New York City’s decline last year was driven mainly by a net domestic migration outflow of 342,449 people, more than triple its annual average domestic migration losses from 2010 to 2020. Slightly offsetting that decline was a small “natural increase” of 29,000 — since, even during the pandemic, births slightly outnumbered deaths. The city also gained 12,695 immigrants during this period — a tiny number, by historical standards.

However, the net domestic outflow from the rest of the state was just 9,736 people, less than one-fifth the prior decade average of 54,000 a year. The Census Bureau estimates do not track migrants by county or state of origin, but it’s safe to surmise that most of the gain in the rest of the state consisted of emigres from New York City.

During the previous decade, only two New York counties — Saratoga and Ontario — consistently gained more migrants than they lost to other counties and states. But from mid-2020 to mid-2021, the new estimates show that 30 of the 57 counties outside New York City experienced net migration inflows. On a percentage basis, the largest migration flows went into the mid-Hudson Valley and Catskills north of New York City, as mapped below.

As shown, Greene County — just south of Albany in the northern Catskills — led the state last year with more than 18 net in-migrants per 1,000 residents, a rate that also placed it in the top decile of all counties nationally as measured by this statistic. The nearby counties of Dutchess, Orange, Ulster and Sullivan were credited with a combined net domestic migration gain of 6,178 people during the year ending July 1, 2021; in the previous decade, they had averaged a combined net domestic migration losses of 2,869 residents annually.

Consistent with news accounts of New Yorkers flooding into the Hamptons, Suffolk County had the largest net domestic migration inflow in absolute terms, gaining 2,138 residents (1.4 per 1,000) after experiencing an average net out-flow of 8,000 per year in the previous decade.

As described above, the first annual Census estimates following the pandemic showed notable reversals or interruptions of pre-pandemic trends.

What the numbers tell us

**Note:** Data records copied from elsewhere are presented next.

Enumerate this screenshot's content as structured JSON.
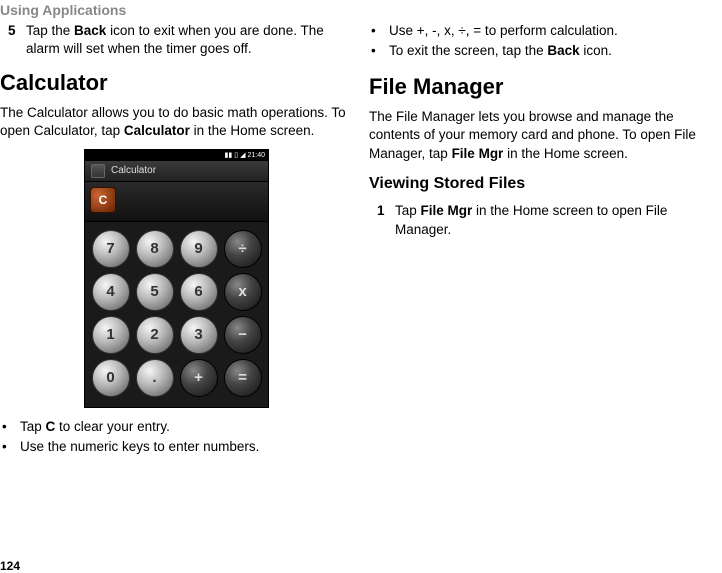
{
  "header": "Using Applications",
  "pageNum": "124",
  "left": {
    "step5": {
      "num": "5",
      "line1_a": "Tap the ",
      "line1_b": "Back",
      "line1_c": " icon to exit when you are done. The alarm will set when the timer goes off."
    },
    "calcTitle": "Calculator",
    "calcPara_a": "The Calculator allows you to do basic math operations. To open Calculator, tap ",
    "calcPara_b": "Calculator",
    "calcPara_c": " in the Home screen.",
    "bullets": {
      "b1_a": "Tap ",
      "b1_b": "C",
      "b1_c": " to clear your entry.",
      "b2": "Use the numeric keys to enter numbers."
    }
  },
  "right": {
    "bullets": {
      "b1": "Use +, -, x, ÷, = to perform calculation.",
      "b2_a": "To exit the screen, tap the ",
      "b2_b": "Back",
      "b2_c": " icon."
    },
    "fmTitle": "File Manager",
    "fmPara_a": "The File Manager lets you browse and manage the contents of your memory card and phone. To open File Manager, tap ",
    "fmPara_b": "File Mgr",
    "fmPara_c": " in the Home screen.",
    "vsfTitle": "Viewing Stored Files",
    "step1": {
      "num": "1",
      "a": "Tap ",
      "b": "File Mgr",
      "c": " in the Home screen to open File Manager."
    }
  },
  "phone": {
    "time": "21:40",
    "title": "Calculator",
    "clear": "C",
    "keys": [
      [
        "7",
        "num"
      ],
      [
        "8",
        "num"
      ],
      [
        "9",
        "num"
      ],
      [
        "÷",
        "op"
      ],
      [
        "4",
        "num"
      ],
      [
        "5",
        "num"
      ],
      [
        "6",
        "num"
      ],
      [
        "x",
        "op"
      ],
      [
        "1",
        "num"
      ],
      [
        "2",
        "num"
      ],
      [
        "3",
        "num"
      ],
      [
        "−",
        "op"
      ],
      [
        "0",
        "num"
      ],
      [
        ".",
        "num"
      ],
      [
        "+",
        "op"
      ],
      [
        "=",
        "op"
      ]
    ]
  }
}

Will New York’s post-pandemic population trends become permanent, pointing to a new era of decline for New York City and a mix of modest growth and stagnation elsewhere? Will remote working lead to a repopulation of previously shrinking rural communities in New York?

Those remain open questions. No doubt some New York City residents flocking to suburbs and rural counties between 2020 and 2021 were already mulling such moves before the pandemic hit, then accelerated their plans when Covid-19 lockdowns began. If that was the case, Census estimates in the next two years will reflect much smaller changes.

This much is clear: the uptick in domestic migration to the Catskills and mid-Hudson Valley represented just a small portion of the massive New York City outflow (although it was large enough to drive up real estate values beyond the reach of lower-income locals). Most of the city’s out-migrants went to other states, including neighboring Connecticut and New Jersey, as reflected in those states’ population estimates. Many others must have moved further away, to metropolitan areas of the southeast and west that already were growth hot spots.

One of the national narratives supported by the new Census data focuses on the growth of smaller, less expensive metro areas at the expense of bigger cities such as New York. If this is the case, the benefits of this trend seem to be eluding the metro areas of upstate New York. While rural communities in some regions have rebounded, the more developed counties containing the cities of Albany, Buffalo, Rochester and Syracuse — and, for that matter, Binghamton, Niagara Falls and Utica — did not grow at all last year.